134519

The Happiness Connection  

Curiosity can conquer fear

I’m not a huge fan of winter. More accurately, I’m not a huge fan of the kinds of winters we have in the Okanagan.

I’d probably love a Hawaiian winter. But as a happiness enthusiast, I do the best I can to be positive during the winter months.

I’ve decided that the icy roads and sidewalks give me an opportunity to for physical adventure that I might not consciously choose.

During the most recent cold snap, I had one of those adventures while driving. We live in a hilly area of town and as I approached the stop sign at the bottom of one of those hills, I realized that the road was like a sheet of ice.

I put all my winter driving knowledge into action, and managed to come to a stop, just in time to prevent my car from sliding onto the busy road at the bottom, but it was a narrow escape.

I took a deep breath to let my racing heart slow, and to let my hands and lower arms stop tingling. Does fear cause a sensation to sweep down your arms and into your hands?

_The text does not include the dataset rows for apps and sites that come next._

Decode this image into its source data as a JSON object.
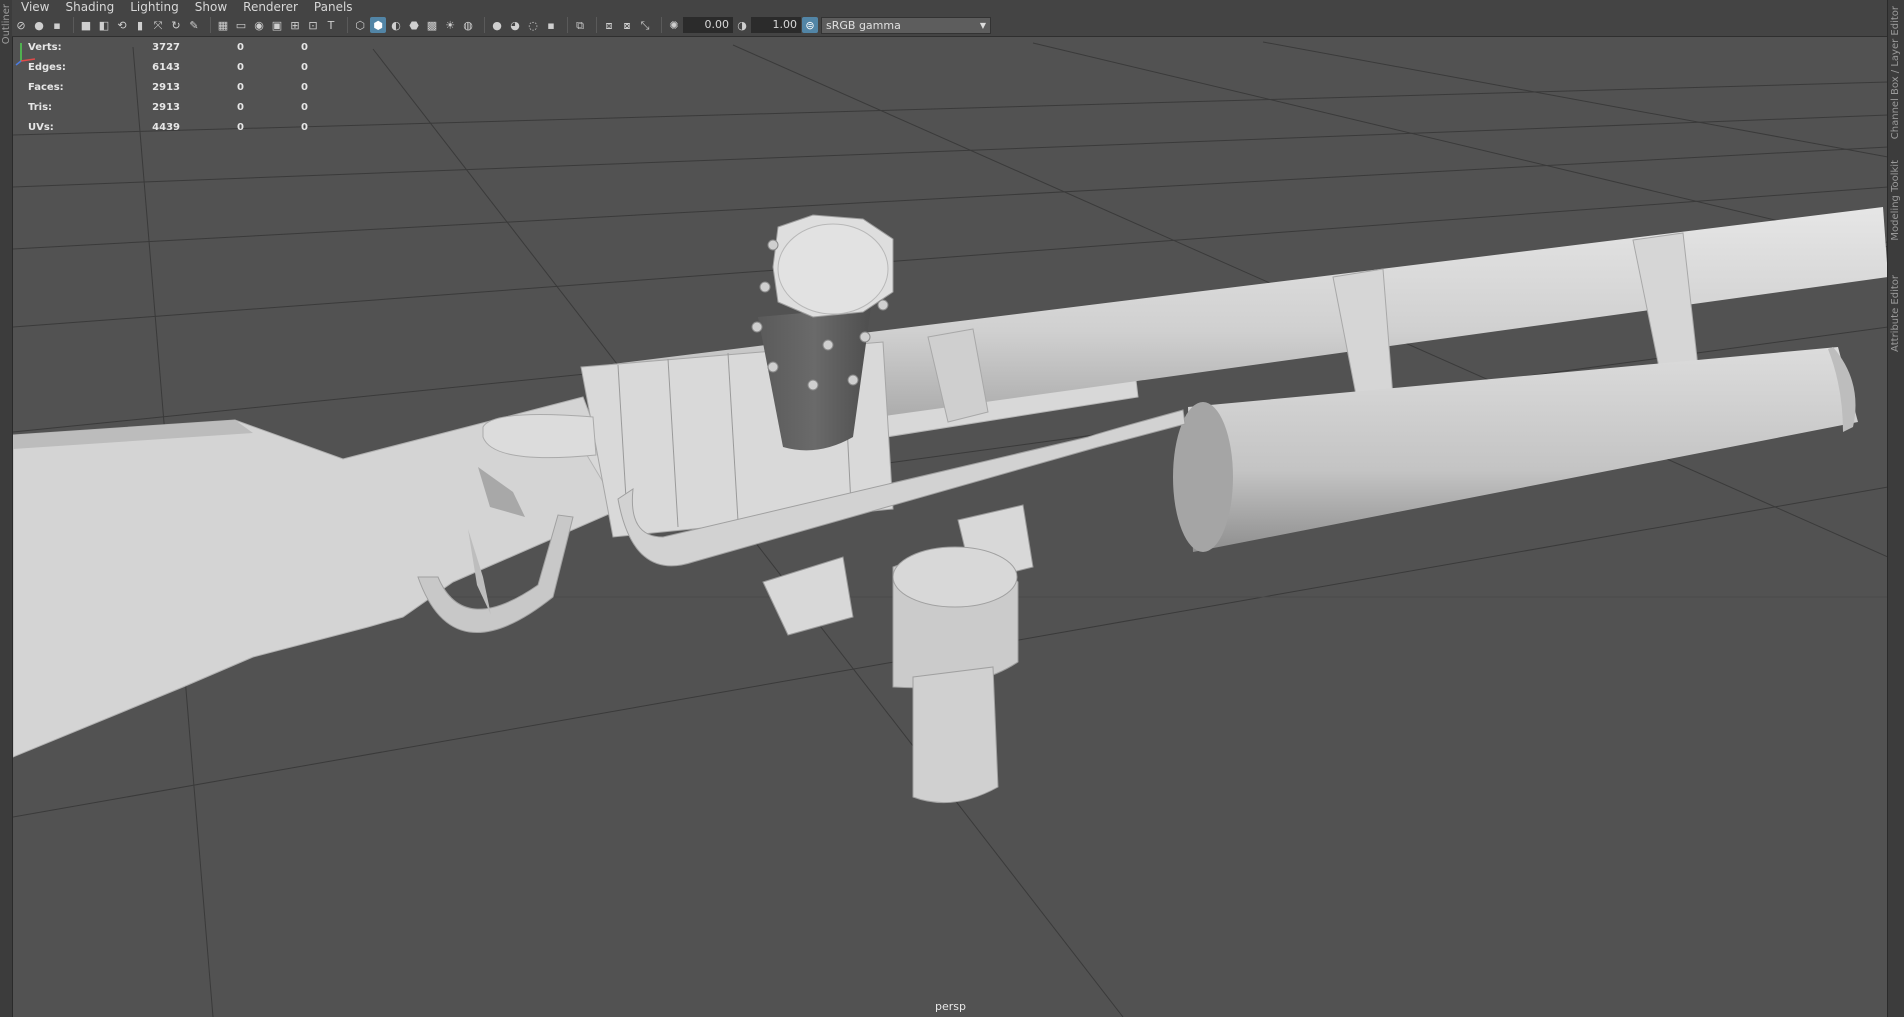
{
  "left_panel_label": "Outliner",
  "menu": [
    "View",
    "Shading",
    "Lighting",
    "Show",
    "Renderer",
    "Panels"
  ],
  "toolbar": {
    "icons": [
      "select-camera-icon",
      "lock-camera-icon",
      "camera-attributes-icon",
      "bookmark-icon",
      "image-plane-icon",
      "2d-pan-zoom-icon",
      "grease-pencil-icon",
      "grid-icon",
      "film-gate-icon",
      "resolution-gate-icon",
      "gate-mask-icon",
      "field-chart-icon",
      "safe-action-icon",
      "safe-title-icon",
      "wireframe-icon",
      "smooth-shade-all-icon",
      "default-material-icon",
      "wireframe-on-shaded-icon",
      "xray-icon",
      "use-all-lights-icon",
      "shadows-icon",
      "screen-space-ao-icon",
      "motion-blur-icon",
      "anti-aliasing-icon",
      "depth-of-field-icon",
      "isolate-select-icon",
      "xray-joints-icon",
      "xray-active-components-icon",
      "exposure-icon",
      "gamma-icon",
      "color-management-icon"
    ],
    "exposure_value": "0.00",
    "gamma_value": "1.00",
    "view_transform": "sRGB gamma"
  },
  "hud": [
    {
      "label": "Verts:",
      "values": [
        "3727",
        "0",
        "0"
      ]
    },
    {
      "label": "Edges:",
      "values": [
        "6143",
        "0",
        "0"
      ]
    },
    {
      "label": "Faces:",
      "values": [
        "2913",
        "0",
        "0"
      ]
    },
    {
      "label": "Tris:",
      "values": [
        "2913",
        "0",
        "0"
      ]
    },
    {
      "label": "UVs:",
      "values": [
        "4439",
        "0",
        "0"
      ]
    }
  ],
  "camera_label": "persp",
  "right_panel_labels": [
    "Channel Box / Layer Editor",
    "Modeling Toolkit",
    "Attribute Editor"
  ],
  "colors": {
    "viewport_bg": "#525252",
    "model": "#d2d2d2",
    "grid": "#3a3a3a",
    "active_icon": "#5285a6"
  }
}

I noticed this phenomenon years ago, but I didn’t think too much about it until recently when I came across a study on body mapping.

Bodily Maps of Emotions was published in 2013. A team of Finnish biomedical engineers wanted to know more about the link between emotional states and sensations in the body.

A group of 701 participants from Finland, Sweden, and Taiwan were shown emotional words, stories, movies, or facial expressions to induce one of fourteen feelings. To avoid bias, the name of the mood the participants were being exposed to was never used.

The researchers were interested in immediate, conscious reactions not in biological changes like body temperature, or heart rate.

To record these sensations, subjects were given two body silhouettes, and asked to colour the areas of their body where they felt an increase or decrease of activity, or sensation.

For example, I noticed an increase of activity in my head, chest, arms, and hands. I would have coloured these areas of the silhouettes red (high increase in activity) and yellow (very high increase in activity.)

If there were any areas with a decrease in sensation, or activity, I would colour them blue, or light blue.

There was individual variation on the areas of the silhouettes that were coloured, but when the researchers averaged the maps together, patterns emerged for the different feelings.

As you might expect, the research showed that the head was affected with every emotion, but there was only one feeling where the activity was decreased rather than increased.

Depression resulted in a lowering of sensation in the head, which might explain why people in this state find it difficult to engage with what is happening around them.

The body map for fear shows that I am not unique to having increased sensations in my hands and arms. In fact, many of the negative emotions showed increased activity in the hands.

Perhaps this happens to help us with the fight-flight response. You need to have your hands ready for movement if you plan to fight.

As this column is called the Happiness Connection, I would be remiss if I didn’t talk about the body map for happiness. This was the only emotion that showed an increase in activity in every part of the body, including the legs.

Maybe this explains why we jump for joy.

Love was a close second in this regard, although the legs were far less active.

I won’t attempt to describe the findings of the study for each emotion, but I’ll add the link, so you can look for yourself. http://www.pnas.org/content/111/2/646.full

An important question for any writer to ask themselves is “Who cares?”

I’ve shared this with you because I found it fascinating and expect that some of you will too, but there is another reason.

We know that if you smile, it will boost your feelings of happiness, even if the smile is fake. So, is it possible for you to boost your happiness by imagining an increase in sensation in your entire body?

I don’t know the answer to this question, but I think it is worth exploring. When I do my next meditation, I’m going to spend some time with this idea.

Does it matter whether I find a new way to boost happiness or not? No.

In face, as I write these words, I realize that the best lesson to take away from this column has nothing to do with body mapping. Happy people nurture their sense of curiosity, and that’s what the study into body mapping has given me an opportunity to do.

I encourage you to do the same. Find something that interests you, and make some time to be curious.



More The Happiness Connection articles

135442
About the Author

Reen Rose is an experienced, informative, and engaging speaker, author, and educator. She has worked for over three decades in the world of education, teaching children and adults in Canada and England.

Research shows that happy people are better leaders, more successful, and healthier than their unhappy counterparts, and yet so many people still believe that happiness is a result of their circumstances.

Happiness is a choice. Reen’s presentations and workshops are designed to help you become robustly happy. This is her term for happiness that can withstand challenge and change.

Reen blends research-based expertise, storytelling, humour, and practical strategies to both inform and inspire. She is a Myers Briggs certified practitioner, a Microsoft Office certified trainer and a qualified and experienced teacher.

Email Reen at [email protected]

Check out her websites at www.ReenRose.com, or www.ModellingHappiness.com



The views expressed are strictly those of the author and not necessarily those of Castanet. Castanet does not warrant the contents.

Previous Stories



52157


49332